Gloucestershire are facing something of a mountain to climb after two days of toil in the field at Canterbury. You know it's a flat deck when Ben Harmison gets a hundred against you and that's exactly what happened on Day 1. This was followed today by a ton for the ICC's favourite, Darren Stevens and some late order runs which boosted the Kent total to a healthy 474 all out.

Glos will be disappointed to have allowed such a bottom-heavy batting card, having reduced 2nd from bottom Kent to 46-3 and 113-4 on Day 1. The attack did ok, but the change seamers Payne and Norwell again went for more than 4 runs per over each, which considering they bowled 49 overs between them is a lot of runs to ship. What we find disappointing is that if 18 year old Craig Miles is capable of going for under 4 an over in his first full season, why are Norwell and Payne, both now beyond rookie status, not capable of 'bowling dry' as well?

It says a lot about the others that Benny Howell's military medium was required for 19 overs as well. Tom Smith managed only 7 overs for 15, which doesn't say much for either the pitch or Klinger's confidence in our latest spinner.

There were more positive signs when Glos batted, with Corporal Klinger and Chris Dent continuing their nascent opening partnership and taking us to 80 without loss at the close. A lot of batting is required to see us to safety and beyond and you would say that only two results are likely at this stage of the game, a draw or a Kent victory.

On the plus side, some time has already been lost to rain and the weather forecast isn't looking that promising for the next two days.

In many ways this game has mirrored the 5th Test at the Oval. Lose the toss and witness the opposition rack up almost 500, with hundreds from a perennial underachiever and a dasher with a unorthodox technique.

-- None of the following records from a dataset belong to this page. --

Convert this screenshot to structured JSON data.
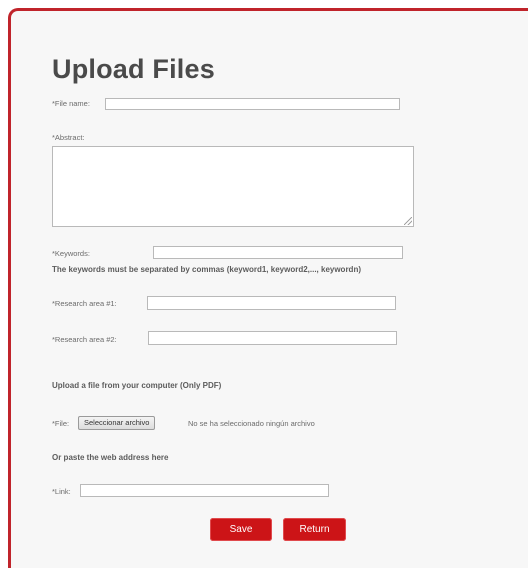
{
  "page": {
    "title": "Upload Files"
  },
  "form": {
    "file_name_label": "*File name:",
    "file_name_value": "",
    "abstract_label": "*Abstract:",
    "abstract_value": "",
    "keywords_label": "*Keywords:",
    "keywords_value": "",
    "keywords_hint": "The keywords must be separated by commas (keyword1, keyword2,..., keywordn)",
    "research_area_1_label": "*Research area #1:",
    "research_area_1_value": "",
    "research_area_2_label": "*Research area #2:",
    "research_area_2_value": "",
    "upload_heading": "Upload a file from your computer (Only PDF)",
    "file_label": "*File:",
    "choose_file_label": "Seleccionar archivo",
    "no_file_text": "No se ha seleccionado ningún archivo",
    "paste_heading": "Or paste the web address here",
    "link_label": "*Link:",
    "link_value": ""
  },
  "actions": {
    "save_label": "Save",
    "return_label": "Return"
  },
  "colors": {
    "accent": "#cc1417",
    "frame_border": "#c0242b"
  }
}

Then face some tricky overs before the close on Day 2. the only difference is that the Aussies have Nathan Lyon whereas Kent only have James Tredwell. On second thoughts, these matches are identical!

Video Highlights from Day 2: